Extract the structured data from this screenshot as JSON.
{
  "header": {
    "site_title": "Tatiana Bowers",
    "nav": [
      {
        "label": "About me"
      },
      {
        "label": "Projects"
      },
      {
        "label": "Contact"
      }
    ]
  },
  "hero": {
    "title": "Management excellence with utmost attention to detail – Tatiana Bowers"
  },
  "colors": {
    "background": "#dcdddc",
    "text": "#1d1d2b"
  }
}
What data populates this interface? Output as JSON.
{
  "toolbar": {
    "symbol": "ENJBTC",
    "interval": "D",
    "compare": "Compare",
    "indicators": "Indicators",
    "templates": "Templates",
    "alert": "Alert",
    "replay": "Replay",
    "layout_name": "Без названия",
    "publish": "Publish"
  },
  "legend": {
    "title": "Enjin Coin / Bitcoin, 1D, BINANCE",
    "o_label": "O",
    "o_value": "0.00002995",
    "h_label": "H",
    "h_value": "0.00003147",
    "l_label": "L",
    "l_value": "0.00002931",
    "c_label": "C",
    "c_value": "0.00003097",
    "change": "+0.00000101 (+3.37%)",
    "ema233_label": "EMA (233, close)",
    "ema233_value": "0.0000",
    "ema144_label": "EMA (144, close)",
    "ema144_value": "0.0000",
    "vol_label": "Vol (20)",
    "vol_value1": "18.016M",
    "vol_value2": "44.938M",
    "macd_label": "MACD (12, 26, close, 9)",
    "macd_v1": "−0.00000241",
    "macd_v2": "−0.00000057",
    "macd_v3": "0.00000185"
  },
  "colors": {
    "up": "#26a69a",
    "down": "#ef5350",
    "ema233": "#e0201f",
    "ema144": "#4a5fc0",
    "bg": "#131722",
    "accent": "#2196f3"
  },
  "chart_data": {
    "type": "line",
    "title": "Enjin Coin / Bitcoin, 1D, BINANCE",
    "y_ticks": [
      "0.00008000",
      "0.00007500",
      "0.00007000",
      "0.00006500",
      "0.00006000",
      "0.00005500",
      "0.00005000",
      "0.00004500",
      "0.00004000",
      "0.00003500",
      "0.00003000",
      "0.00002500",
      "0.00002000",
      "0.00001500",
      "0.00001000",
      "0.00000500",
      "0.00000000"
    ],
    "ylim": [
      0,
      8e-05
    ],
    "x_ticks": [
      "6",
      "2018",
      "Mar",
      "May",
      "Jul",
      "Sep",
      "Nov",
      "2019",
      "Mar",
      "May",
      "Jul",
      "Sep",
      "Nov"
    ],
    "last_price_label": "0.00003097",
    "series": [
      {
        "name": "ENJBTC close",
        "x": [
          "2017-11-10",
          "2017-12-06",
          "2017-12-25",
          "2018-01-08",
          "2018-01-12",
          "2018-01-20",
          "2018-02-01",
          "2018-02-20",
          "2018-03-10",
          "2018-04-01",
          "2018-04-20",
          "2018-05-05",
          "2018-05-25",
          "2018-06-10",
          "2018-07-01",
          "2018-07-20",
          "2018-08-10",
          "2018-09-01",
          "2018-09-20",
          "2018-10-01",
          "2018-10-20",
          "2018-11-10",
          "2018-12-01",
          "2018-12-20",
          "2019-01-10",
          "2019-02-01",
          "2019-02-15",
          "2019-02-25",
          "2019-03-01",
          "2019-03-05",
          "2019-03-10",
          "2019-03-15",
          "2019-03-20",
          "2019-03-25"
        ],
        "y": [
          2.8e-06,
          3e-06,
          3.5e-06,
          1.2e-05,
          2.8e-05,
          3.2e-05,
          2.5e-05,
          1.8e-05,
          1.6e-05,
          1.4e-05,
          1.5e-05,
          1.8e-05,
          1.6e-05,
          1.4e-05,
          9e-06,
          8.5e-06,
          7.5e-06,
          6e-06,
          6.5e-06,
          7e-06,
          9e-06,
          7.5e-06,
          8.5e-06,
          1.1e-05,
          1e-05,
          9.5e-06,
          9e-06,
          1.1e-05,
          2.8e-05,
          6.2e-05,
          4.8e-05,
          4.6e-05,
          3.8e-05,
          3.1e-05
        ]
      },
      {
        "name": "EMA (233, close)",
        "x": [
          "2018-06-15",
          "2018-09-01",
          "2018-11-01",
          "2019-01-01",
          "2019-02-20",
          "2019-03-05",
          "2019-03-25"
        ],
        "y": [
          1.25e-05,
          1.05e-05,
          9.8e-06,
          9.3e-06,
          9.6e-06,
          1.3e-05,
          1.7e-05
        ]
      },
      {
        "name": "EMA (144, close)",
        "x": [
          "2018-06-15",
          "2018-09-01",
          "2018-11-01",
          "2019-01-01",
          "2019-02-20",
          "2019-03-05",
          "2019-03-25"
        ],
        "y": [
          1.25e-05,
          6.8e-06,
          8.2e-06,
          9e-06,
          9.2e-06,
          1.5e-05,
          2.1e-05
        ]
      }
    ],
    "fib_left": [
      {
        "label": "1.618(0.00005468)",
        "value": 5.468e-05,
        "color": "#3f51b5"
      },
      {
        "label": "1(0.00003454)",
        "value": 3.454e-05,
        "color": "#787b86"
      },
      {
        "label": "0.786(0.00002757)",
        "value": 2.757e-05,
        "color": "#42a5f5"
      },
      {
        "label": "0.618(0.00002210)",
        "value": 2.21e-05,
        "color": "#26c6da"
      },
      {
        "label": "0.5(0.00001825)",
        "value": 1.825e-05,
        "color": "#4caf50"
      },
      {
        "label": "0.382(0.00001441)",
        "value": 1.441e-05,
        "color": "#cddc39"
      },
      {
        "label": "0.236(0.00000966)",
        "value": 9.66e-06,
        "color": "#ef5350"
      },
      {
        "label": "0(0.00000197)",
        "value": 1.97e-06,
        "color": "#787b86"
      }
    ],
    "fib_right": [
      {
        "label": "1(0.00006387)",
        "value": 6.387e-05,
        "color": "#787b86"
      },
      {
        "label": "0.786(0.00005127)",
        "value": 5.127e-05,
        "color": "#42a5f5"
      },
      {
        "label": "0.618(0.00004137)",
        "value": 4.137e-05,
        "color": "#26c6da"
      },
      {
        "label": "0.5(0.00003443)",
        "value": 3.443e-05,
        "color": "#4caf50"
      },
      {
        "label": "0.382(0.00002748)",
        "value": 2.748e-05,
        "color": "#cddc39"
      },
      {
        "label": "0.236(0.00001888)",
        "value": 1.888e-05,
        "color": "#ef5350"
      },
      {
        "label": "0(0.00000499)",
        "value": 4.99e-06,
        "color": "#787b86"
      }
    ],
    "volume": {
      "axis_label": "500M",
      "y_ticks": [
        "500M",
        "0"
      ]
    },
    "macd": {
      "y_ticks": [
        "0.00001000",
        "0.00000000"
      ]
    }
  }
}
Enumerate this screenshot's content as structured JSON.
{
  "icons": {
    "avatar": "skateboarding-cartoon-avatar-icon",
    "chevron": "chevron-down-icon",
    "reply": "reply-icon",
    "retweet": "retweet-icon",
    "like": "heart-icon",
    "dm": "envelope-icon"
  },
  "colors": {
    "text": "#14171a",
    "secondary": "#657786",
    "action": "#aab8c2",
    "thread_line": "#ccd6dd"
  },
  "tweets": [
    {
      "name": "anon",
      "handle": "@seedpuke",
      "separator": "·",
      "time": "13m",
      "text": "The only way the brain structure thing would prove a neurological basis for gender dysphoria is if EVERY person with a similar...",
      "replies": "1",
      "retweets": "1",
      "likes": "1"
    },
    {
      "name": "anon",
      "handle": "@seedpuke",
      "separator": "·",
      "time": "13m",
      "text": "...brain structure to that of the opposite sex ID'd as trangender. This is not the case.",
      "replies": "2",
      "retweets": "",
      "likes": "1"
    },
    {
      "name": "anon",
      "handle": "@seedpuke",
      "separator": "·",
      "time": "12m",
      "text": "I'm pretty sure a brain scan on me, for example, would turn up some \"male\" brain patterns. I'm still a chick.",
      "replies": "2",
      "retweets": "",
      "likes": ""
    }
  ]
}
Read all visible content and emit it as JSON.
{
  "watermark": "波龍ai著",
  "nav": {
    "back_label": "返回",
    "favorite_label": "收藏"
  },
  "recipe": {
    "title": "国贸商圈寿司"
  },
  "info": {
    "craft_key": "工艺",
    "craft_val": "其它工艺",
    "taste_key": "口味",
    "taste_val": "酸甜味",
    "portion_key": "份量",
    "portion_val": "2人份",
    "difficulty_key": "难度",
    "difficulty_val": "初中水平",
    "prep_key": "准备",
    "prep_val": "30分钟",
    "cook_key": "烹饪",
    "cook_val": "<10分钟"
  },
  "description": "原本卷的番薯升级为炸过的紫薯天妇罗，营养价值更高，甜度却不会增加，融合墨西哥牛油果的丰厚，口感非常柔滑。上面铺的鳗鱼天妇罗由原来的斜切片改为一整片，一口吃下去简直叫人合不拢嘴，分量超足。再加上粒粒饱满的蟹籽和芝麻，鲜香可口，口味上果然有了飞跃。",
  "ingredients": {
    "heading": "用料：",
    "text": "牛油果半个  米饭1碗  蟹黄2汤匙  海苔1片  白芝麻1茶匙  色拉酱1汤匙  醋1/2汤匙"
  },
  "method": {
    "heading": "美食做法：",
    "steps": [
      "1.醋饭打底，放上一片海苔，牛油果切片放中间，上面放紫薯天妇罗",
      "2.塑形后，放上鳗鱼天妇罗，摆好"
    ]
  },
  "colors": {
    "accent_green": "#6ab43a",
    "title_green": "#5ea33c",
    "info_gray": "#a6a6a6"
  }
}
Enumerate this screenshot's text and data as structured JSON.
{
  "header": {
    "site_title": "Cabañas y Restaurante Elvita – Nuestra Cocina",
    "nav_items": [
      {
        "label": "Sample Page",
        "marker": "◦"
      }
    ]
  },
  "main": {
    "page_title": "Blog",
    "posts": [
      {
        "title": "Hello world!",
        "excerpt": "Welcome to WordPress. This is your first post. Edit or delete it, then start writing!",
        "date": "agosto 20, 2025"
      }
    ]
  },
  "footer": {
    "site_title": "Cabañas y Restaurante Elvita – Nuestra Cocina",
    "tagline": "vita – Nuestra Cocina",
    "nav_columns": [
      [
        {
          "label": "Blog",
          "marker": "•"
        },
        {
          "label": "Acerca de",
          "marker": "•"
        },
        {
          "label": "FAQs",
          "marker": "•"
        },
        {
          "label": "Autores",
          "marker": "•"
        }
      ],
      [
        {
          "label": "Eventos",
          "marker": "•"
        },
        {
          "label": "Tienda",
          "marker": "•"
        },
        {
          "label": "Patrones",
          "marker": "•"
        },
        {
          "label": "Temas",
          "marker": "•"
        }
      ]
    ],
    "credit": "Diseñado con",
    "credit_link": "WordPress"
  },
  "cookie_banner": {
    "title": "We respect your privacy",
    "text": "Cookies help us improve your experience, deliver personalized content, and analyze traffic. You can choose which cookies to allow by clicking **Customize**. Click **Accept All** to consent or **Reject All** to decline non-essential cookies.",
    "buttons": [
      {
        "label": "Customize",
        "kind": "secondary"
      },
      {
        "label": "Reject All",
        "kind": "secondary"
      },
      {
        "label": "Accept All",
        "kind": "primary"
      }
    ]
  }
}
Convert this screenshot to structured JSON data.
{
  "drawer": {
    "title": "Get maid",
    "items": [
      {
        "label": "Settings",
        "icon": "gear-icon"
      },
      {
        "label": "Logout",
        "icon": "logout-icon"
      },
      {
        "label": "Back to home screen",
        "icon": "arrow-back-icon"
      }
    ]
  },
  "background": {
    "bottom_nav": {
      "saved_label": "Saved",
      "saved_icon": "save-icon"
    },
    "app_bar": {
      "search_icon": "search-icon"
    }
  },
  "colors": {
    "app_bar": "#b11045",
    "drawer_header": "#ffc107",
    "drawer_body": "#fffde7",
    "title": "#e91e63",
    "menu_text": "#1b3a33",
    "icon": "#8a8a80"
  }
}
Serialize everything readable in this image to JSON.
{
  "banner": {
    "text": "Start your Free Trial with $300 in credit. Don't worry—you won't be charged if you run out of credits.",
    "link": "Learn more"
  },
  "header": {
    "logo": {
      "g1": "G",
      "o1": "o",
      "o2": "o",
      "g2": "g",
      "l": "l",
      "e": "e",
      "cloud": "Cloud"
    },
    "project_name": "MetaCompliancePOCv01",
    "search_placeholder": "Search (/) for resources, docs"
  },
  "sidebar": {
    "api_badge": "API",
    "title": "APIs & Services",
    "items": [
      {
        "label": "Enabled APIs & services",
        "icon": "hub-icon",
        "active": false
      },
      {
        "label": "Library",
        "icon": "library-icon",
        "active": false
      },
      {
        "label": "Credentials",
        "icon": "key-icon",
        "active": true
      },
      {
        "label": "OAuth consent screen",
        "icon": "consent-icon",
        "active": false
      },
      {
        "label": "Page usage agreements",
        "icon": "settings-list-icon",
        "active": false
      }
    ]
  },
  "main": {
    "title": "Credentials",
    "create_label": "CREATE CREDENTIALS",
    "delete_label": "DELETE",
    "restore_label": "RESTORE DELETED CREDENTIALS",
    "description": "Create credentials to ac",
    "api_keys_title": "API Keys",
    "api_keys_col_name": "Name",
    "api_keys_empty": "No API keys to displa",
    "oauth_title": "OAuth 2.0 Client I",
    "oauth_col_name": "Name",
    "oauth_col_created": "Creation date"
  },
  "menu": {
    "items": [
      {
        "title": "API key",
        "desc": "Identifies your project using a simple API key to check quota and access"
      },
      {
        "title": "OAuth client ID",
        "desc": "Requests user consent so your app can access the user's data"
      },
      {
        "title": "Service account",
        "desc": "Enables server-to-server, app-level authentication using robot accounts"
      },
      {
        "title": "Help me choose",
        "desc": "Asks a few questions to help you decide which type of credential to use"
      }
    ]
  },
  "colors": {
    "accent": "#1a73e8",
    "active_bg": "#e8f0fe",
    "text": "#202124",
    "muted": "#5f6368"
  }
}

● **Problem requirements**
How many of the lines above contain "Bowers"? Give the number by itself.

● **Written response**
2